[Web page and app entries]
────────

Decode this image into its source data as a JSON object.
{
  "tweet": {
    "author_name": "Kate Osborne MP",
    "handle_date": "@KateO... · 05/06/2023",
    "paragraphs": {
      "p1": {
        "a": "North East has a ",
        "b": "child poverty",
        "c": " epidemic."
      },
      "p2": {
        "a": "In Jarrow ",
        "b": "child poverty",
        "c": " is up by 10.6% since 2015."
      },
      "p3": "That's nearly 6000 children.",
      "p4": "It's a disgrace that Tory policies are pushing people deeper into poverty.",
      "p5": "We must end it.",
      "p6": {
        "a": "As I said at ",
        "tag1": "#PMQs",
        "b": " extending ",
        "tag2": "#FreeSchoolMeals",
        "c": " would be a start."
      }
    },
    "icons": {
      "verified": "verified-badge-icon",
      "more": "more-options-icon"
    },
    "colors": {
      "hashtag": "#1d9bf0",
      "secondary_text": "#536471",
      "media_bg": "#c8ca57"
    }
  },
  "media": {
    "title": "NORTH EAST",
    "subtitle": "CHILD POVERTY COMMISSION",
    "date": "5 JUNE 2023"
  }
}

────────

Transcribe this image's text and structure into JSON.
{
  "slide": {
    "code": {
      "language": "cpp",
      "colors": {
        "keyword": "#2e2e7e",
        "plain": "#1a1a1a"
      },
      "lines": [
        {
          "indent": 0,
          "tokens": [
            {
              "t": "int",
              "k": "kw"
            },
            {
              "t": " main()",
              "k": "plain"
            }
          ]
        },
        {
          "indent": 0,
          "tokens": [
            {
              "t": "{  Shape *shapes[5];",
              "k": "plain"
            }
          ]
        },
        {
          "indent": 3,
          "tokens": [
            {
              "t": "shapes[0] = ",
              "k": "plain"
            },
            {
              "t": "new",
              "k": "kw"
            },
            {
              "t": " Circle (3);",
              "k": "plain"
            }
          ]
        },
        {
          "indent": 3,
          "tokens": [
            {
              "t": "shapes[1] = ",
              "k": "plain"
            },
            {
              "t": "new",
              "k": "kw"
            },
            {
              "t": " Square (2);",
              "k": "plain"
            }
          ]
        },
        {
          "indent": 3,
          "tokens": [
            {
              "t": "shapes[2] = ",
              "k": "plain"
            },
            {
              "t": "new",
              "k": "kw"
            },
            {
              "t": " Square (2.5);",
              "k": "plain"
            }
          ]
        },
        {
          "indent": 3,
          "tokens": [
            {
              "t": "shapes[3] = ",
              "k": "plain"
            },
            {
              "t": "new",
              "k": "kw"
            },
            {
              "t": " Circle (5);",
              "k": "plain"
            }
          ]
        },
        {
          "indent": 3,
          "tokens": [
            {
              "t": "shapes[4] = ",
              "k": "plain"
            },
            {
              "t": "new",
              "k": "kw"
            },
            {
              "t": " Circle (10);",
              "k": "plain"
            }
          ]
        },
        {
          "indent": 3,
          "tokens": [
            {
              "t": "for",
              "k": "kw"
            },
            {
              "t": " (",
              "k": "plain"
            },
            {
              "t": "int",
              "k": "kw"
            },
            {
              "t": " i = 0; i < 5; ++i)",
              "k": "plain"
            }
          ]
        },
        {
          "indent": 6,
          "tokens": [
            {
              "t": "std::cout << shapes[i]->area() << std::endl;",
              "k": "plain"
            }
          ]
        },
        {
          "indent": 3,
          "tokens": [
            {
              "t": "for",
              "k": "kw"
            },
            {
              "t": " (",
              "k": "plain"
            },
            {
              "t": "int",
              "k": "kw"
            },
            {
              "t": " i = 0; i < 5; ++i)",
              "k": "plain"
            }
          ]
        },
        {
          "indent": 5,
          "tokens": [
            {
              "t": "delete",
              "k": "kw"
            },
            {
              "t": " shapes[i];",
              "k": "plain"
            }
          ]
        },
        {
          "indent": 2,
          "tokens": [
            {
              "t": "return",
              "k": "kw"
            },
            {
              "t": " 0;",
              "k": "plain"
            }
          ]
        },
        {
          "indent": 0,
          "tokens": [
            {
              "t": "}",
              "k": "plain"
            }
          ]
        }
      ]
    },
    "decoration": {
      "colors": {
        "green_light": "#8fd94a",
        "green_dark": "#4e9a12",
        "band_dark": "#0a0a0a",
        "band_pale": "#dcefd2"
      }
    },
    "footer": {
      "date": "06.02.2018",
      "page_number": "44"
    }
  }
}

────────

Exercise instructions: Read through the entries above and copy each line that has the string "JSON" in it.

Output:
Decode this image into its source data as a JSON object.
Transcribe this image's text and structure into JSON.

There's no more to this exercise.